Stephanie Burton

Writing a Winning RFP for Healthcare Marketers

By Stephanie Burton on April 13, 2016

“Oh, great. An RFP.”

That was my reaction when I worked for one of the Midwest’s most reputable health systems and learned I had to write an RFP. True, we needed some extra help. But, I didn’t know what to include. I didn’t want (in my most blatant whiny voice) to work with an agency. And, I didn’t know how to start my search.

In the end, my research yielded great results. I was able to find an agency that not only met our health system’s needs, but actually made working together easy (hint: it’s the agency I work for now).

I have combined what I learned during my years on the healthcare provider side with what I now know about working for an agency. The result is this list of Dos and Don’ts for any healthcare marketing professional in search of an agency partner. Don’t want to go it alone? Go to the end of this piece to download a copy of a RFP template.

 

DO allow for a bit of creativity.

When you’re seeking creative services, it’s important to allow room for a creative response. Sometimes, the RFPs we receive are so prescriptive they become a virtual straight jacket for those of us responding. By loosening the parameters, you will create an environment more conducive to a creative response that transcends your expectations.

 

DON’T ask for unnecessary information.

There is nice-to-know information and there is need-to-know information. When it comes time to reviewing the box of proposals you’ve accumulated, you’ll thank yourself for keeping your request to a minimum.

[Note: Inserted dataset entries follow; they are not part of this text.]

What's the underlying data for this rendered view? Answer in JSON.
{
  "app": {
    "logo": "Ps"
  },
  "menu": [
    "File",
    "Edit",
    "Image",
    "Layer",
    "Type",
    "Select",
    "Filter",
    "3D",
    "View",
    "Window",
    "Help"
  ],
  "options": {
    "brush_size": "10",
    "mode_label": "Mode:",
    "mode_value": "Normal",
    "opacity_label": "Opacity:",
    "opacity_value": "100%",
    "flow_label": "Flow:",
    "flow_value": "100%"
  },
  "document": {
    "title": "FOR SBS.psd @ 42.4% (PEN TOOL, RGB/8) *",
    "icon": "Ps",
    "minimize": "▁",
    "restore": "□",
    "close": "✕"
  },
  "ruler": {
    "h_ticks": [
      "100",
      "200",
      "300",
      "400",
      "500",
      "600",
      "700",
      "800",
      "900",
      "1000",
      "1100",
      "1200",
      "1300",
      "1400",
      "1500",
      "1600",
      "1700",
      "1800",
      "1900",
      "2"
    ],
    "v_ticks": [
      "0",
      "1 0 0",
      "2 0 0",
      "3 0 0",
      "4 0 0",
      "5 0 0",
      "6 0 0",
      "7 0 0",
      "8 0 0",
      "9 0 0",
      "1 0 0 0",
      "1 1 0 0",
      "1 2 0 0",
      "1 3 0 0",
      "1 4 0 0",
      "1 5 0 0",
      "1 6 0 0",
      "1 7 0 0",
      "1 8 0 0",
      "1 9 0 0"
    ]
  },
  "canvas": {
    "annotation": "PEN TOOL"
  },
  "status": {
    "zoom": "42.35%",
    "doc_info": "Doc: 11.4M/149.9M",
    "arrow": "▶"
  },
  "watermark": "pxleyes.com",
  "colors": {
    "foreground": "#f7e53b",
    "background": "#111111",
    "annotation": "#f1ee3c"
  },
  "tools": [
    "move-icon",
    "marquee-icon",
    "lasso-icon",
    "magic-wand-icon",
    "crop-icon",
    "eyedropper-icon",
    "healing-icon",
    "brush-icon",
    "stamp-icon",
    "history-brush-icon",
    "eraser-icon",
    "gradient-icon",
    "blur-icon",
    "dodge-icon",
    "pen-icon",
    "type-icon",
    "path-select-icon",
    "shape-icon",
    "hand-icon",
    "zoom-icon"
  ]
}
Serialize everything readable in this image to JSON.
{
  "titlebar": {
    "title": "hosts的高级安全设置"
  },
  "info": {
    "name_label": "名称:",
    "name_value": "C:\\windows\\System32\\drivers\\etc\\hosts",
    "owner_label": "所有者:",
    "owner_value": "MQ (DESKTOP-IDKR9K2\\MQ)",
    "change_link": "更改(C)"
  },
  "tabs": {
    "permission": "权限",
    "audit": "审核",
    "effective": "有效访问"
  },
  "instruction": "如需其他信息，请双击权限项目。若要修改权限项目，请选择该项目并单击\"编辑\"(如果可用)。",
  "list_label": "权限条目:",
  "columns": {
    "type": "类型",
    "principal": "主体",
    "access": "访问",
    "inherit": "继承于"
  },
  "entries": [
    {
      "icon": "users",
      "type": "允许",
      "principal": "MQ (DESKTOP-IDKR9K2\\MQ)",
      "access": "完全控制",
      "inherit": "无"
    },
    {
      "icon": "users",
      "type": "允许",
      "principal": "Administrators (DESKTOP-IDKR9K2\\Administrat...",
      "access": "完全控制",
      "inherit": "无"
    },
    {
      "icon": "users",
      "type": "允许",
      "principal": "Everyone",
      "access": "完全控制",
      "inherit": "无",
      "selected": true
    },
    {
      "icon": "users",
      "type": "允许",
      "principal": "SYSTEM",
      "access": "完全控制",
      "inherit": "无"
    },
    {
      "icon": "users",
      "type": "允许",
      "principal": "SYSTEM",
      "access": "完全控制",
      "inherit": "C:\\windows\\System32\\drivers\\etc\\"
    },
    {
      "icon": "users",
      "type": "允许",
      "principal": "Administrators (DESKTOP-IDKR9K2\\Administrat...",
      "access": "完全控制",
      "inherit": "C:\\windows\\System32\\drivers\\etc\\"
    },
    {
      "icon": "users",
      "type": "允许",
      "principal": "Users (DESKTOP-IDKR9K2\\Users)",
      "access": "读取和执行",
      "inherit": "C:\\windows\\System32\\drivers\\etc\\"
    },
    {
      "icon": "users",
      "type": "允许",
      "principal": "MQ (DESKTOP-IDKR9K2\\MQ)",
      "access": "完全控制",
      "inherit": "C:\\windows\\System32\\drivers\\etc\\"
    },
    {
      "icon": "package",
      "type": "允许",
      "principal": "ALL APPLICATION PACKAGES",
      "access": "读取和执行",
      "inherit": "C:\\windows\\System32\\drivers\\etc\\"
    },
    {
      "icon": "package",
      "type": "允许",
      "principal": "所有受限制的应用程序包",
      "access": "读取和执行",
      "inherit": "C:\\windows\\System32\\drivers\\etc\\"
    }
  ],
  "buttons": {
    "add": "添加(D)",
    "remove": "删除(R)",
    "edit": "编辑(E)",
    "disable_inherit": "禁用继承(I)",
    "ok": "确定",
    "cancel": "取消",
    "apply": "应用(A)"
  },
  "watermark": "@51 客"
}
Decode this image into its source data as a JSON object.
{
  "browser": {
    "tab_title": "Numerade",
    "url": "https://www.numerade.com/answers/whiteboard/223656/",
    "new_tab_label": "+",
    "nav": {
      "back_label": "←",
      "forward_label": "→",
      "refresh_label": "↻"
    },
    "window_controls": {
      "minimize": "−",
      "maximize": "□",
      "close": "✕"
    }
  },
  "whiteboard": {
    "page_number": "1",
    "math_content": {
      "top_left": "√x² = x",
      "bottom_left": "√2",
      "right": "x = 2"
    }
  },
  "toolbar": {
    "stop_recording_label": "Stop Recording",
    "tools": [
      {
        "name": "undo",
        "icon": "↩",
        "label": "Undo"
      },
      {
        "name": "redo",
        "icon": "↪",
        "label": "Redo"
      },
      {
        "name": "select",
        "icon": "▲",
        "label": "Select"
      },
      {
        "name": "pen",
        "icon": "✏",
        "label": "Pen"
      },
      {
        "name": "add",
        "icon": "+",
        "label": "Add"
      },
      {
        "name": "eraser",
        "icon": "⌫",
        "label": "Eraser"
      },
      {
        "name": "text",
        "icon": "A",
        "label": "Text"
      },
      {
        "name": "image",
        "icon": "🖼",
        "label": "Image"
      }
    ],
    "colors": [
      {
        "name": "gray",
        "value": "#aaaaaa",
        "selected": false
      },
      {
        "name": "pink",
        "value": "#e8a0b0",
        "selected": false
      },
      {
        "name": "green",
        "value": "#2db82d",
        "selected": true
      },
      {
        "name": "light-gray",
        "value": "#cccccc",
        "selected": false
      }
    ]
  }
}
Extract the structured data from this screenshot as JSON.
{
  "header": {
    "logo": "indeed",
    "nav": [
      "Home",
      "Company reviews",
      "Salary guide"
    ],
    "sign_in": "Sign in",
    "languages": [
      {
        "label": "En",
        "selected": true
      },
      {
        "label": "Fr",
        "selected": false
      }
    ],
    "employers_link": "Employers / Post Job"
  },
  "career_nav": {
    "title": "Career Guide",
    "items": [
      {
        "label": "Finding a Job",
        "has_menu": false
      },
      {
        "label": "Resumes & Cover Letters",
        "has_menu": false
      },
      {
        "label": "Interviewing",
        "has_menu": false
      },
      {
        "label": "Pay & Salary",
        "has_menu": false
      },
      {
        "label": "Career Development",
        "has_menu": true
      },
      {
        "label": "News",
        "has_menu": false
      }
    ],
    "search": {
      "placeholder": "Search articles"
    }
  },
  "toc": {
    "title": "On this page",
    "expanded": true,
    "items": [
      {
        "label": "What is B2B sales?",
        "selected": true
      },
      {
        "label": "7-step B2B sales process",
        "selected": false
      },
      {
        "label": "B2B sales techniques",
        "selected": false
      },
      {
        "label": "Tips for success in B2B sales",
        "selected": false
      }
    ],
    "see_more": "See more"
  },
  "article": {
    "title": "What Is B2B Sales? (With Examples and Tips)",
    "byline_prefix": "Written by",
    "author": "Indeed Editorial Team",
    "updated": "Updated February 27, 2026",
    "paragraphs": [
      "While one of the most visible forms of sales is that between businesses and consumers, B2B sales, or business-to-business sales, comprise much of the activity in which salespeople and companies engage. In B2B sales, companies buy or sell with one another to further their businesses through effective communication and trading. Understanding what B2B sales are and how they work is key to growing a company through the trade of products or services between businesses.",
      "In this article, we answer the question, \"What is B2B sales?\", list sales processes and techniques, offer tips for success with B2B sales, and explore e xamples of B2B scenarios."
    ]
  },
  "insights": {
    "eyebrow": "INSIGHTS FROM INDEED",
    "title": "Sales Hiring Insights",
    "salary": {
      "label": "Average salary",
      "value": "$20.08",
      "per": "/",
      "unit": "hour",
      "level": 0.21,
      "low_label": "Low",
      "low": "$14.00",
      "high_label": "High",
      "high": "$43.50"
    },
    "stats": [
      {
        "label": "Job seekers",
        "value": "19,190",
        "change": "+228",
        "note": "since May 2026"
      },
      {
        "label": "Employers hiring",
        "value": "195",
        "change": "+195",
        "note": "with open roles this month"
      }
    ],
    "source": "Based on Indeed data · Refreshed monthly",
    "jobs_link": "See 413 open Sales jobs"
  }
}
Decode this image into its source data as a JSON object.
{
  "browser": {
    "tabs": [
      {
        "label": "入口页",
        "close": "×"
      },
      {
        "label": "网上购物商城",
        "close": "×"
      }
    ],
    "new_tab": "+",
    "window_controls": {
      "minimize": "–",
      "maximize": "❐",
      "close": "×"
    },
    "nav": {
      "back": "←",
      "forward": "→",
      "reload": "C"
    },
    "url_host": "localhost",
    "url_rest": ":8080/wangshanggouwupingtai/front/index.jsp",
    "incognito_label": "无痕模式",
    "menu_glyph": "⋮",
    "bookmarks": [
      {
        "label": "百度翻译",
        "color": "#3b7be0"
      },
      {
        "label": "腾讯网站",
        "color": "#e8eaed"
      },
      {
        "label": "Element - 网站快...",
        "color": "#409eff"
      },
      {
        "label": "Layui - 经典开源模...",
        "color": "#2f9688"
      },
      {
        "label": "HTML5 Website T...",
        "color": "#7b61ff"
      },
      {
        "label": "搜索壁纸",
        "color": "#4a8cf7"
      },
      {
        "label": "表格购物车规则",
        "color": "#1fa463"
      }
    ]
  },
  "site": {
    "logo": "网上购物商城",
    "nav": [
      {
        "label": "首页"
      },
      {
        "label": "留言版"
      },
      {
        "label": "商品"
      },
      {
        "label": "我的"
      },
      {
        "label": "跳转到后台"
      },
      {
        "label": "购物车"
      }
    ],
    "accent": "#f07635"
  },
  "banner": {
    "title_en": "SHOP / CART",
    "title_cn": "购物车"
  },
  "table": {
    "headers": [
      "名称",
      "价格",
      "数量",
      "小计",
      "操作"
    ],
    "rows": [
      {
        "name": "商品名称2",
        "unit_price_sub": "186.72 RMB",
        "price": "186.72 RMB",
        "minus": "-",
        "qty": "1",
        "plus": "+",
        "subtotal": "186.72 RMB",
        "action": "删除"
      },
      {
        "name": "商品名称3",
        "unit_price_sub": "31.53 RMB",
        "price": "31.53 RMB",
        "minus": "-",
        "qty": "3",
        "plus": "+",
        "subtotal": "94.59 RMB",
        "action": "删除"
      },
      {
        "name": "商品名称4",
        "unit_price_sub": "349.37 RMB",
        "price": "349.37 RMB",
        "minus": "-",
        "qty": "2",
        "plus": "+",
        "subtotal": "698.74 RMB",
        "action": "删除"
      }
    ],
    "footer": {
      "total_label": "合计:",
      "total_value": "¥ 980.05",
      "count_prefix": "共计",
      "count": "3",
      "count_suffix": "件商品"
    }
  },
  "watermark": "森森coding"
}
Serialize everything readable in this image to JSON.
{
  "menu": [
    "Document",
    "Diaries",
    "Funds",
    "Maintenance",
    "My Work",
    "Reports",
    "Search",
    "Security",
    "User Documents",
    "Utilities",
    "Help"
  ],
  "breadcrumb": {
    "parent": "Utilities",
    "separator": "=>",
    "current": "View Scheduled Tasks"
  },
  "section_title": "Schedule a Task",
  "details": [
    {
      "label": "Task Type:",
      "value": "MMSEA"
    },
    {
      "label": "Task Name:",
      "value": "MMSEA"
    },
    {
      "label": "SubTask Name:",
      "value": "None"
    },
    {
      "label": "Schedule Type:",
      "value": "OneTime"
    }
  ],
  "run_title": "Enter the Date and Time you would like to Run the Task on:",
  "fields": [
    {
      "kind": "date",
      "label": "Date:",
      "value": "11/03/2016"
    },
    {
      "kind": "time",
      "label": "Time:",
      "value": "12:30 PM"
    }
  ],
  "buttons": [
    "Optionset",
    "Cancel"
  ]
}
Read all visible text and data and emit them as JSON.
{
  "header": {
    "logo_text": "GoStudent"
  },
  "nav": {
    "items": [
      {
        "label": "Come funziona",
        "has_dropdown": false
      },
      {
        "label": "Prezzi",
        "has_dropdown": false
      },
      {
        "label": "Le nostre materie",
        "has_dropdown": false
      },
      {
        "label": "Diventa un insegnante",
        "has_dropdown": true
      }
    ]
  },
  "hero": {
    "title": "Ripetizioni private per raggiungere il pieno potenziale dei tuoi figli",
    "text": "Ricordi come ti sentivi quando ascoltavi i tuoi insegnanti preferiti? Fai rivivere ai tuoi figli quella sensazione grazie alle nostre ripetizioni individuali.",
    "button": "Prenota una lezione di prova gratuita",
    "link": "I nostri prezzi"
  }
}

So will the agencies who respond to your RFP.

 

DO ask about the team who will service your account.

No surprise. We want to work with people we like. Not only do you want to know who will be on your team, you also want to know what role they will play in servicing your health system’s needs. Unfortunately, agencies sometimes perform a bait-and-switch act, bringing the “suits” in during the courting process and then leaving clients to work with junior-level staff.

When issuing an RFP, ask for biographies of the team. Look for the attributes that matter most to you and your team, including provider-side experience and a proven record of success.

 

DO ask about agency billing rates and processes.

Not all agencies have the same billing procedures. And, not all billing procedures are right for every client. For example, some agencies will charge more for a senior-level practitioner to work with your health system; others will offer a blended rate, charging the same hourly rate, no matter the experience level.

It’s also helpful to know the frequency of billing, mark-up rates for outside materials (including things like printing and media buying) and whether you will be charged for small expenses like photocopies.

 

DO disclose a budget.

You’re afraid that if you disclose a budget, the agency will use all of it, right? Not to fear, you don’t have to show all of your cards, but you should show some of your cards. Not only does this help establish transparency from the beginning of a relationship, it does something even more important – it allows you to compare the value of one agency to another when reviewing RFP responses.

DON’T prescribe the solution.

Provide your agency with the challenge, not the solution. Some examples of challenges could be “declining patient volume” or “increasing competition in the market.” Allow your agency to work with you to develop a solution. Often times, the best solution is even less expensive and more impactful than what you may have originally recommended. That’s how we help add value to your business.

 

DO define the scope.

Of course, if there are specific needs you have (e.g. design partner, media relations, social media, content production), be sure to mention this in your RFP. Understanding scope helps agencies determine whether the fit is right, saving both healthcare organizations and agencies valuable time and resources during the vetting process.

 

DON’T ask for speculative creative (pretty please).

Would you allow a patient to have surgery and not charge them (or their insurance company) for the procedure? When you ask a creative agency to produce spec creative, you’re asking us to work for free. That feels about as good to us as it does to these folks.

One more thing. Spec creative is rarely representative of an agency’s best work. Effective creative involves listening to the needs of a healthcare organization’s patients, conducting research and listening – all things that are virtually impossible to do within the abbreviated period of an RFP process.

 

DO ask for proof of measurable results.

Good news! Even without spec creative, there are still ways to develop an understanding about the quality of work an agency produces.

  • Ask for case studies. Generally, you should be able to get what you need with five to seven case studies featuring measurable results.
  • Require a list of client references. Any agency should be able to provide a list of three to five current or past client references.

 

DO give agencies time to respond to an RFP.

Agencies who are making the investment to respond to your health system’s request for proposal want to impress you. Give them the time to do so. At a minimum, agencies should have three weeks to respond, but no more than six weeks (there is such a thing as too much time).

 

DO tell us how you’ll measure the responses.

Having been a client, I know one thing for certain … reading through a dozen responses can curdle the mind. Make it easy on yourself by providing the criteria you will use to judge the responses.

 

Finally, don’t write your own RFP from scratch. To make it easy for you, fill out the info below to download a template.

  • This field is for validation purposes and should be left unchanged.